After the Munich Agreement, the division was formed in Egypt during 1938 as the Mobile Division (Egypt) and its first divisional commander was the tank theorist Major-General Sir Percy Hobart. In February 1940, the name of the unit was changed to the 7th Armoured Division.

The division fought in most major battles during the North African Campaign; On 7 June, the division was again prepared for battle as part of Operation Battleaxe, having received new tanks and additional personnel. In the attack plan for Operation Battleaxe, the 7th force was divided between the Coast Force and Escarpment Force. However, this Allied push failed, and the 7th Armoured Division was forced to withdraw on the third day of fighting. On 18 November, as part of Operation Crusader the whole of the 7th Armoured Division was concentrated on breaking through. They faced only the weakened 21st Panzer Division. However, the XXX Corps commander, Lieutenant-General Willoughby Norrie, aware that the 7th Armoured Division was down to 200 tanks, decided on caution. During the wait, in the early afternoon of 22 November, Rommel attacked Sidi Rezegh with the 21st Panzer and captured the airfield. Fighting was desperate and gallant: for his actions during these two days of fighting, Brigadier Jock Campbell, commanding the 7th Support Group, was awarded the Victoria Cross. However, the 21st Panzer, despite being considerably weaker in armour, proved superior in its combined arms tactics, pushing the 7th Armoured back with a further 50 tanks lost (mainly from the 22nd Armoured Brigade).

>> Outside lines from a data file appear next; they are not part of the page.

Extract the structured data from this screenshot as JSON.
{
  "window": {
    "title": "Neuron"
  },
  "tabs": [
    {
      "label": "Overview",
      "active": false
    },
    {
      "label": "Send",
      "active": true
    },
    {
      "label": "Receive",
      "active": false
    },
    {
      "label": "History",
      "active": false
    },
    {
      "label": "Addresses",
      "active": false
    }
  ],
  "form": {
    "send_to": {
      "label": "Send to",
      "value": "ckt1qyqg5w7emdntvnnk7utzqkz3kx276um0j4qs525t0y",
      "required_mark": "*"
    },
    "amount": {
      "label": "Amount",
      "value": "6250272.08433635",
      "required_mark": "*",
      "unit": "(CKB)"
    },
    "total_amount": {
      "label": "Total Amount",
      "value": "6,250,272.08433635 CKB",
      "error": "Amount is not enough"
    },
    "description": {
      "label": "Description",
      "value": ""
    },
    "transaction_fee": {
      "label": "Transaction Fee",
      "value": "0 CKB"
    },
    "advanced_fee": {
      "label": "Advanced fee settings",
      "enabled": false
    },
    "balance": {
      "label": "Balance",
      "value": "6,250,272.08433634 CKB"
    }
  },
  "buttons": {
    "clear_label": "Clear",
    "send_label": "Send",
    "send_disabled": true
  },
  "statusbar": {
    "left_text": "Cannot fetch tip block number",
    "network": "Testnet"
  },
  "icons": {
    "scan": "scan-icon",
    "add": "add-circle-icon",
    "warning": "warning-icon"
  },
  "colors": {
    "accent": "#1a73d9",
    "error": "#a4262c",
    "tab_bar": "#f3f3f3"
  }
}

On 27 June 1942, elements of the 7th Armoured Division, along with units of the 3rd The King's Own Hussars, suffered one of the worst friendly fire incidents when they were attacked by a group of Royal Air Force (RAF) Vickers Wellington bombers during a two-hour raid near Mersa Matruh, Egypt. Over 359 troops were killed and 560 others were wounded.

The Western Desert Force later became HQ XIII Corps, one of the major parts of the British Eighth Army which, from August 1942 was commanded by Lieutenant-General Sir Bernard Montgomery. The 7th Armoured Division took part in most of the major battles of the North African Campaign, including both battles of El Alamein (the First Battle of El Alamein in July 1942, which stopped the Axis advance, and the Second Battle of El Alamein in October/November 1942, which turned the tide of the war in North Africa).

Infantrymen of the 1/6th Battalion, Queen's Royal Regiment (West Surrey) marching into Tobruk, Libya, 18 November 1942.
The 7th Armoured Division, now consisting of the 22nd Armoured and 131st Infantry Brigades and commanded by Major General John Harding, fought in many major battles of the Tunisian Campaign, taking part in the Battle of El Agheila in December. By January 1943 the Eighth Army had reached Tripoli where a victory parade was held, with the 7th Armoured Division taking part. Among the witnesses was Winston Churchill, the British Prime Minister, and General Sir Alan Brooke, the Chief of the Imperial General Staff (CIGS).

The division, now commanded by Major General George Erskine after Harding was severely injured in January, next took part in the Battle of Medenine, followed by the Battle of the Mareth Line in March. In late April, towards the end of the campaign, the 7th Armoured Division was transferred to IX Corps of the British First Army for the assault on Medjez El Bab. The attack was successful, with the 7th Armoured Division competing with the 6th Armoured Division of the First Army in a race to the city of Tunis, with 'B' Squadron of the 11th Hussars being first into the city on the afternoon of 7 May, followed closely by the 22nd Armoured Brigade and the 131st Brigade. The fighting in North Africa came to an end just days later, with almost 250,000 Axis soldiers surrendering to the Allies and becoming POWs  read more

Code: 23340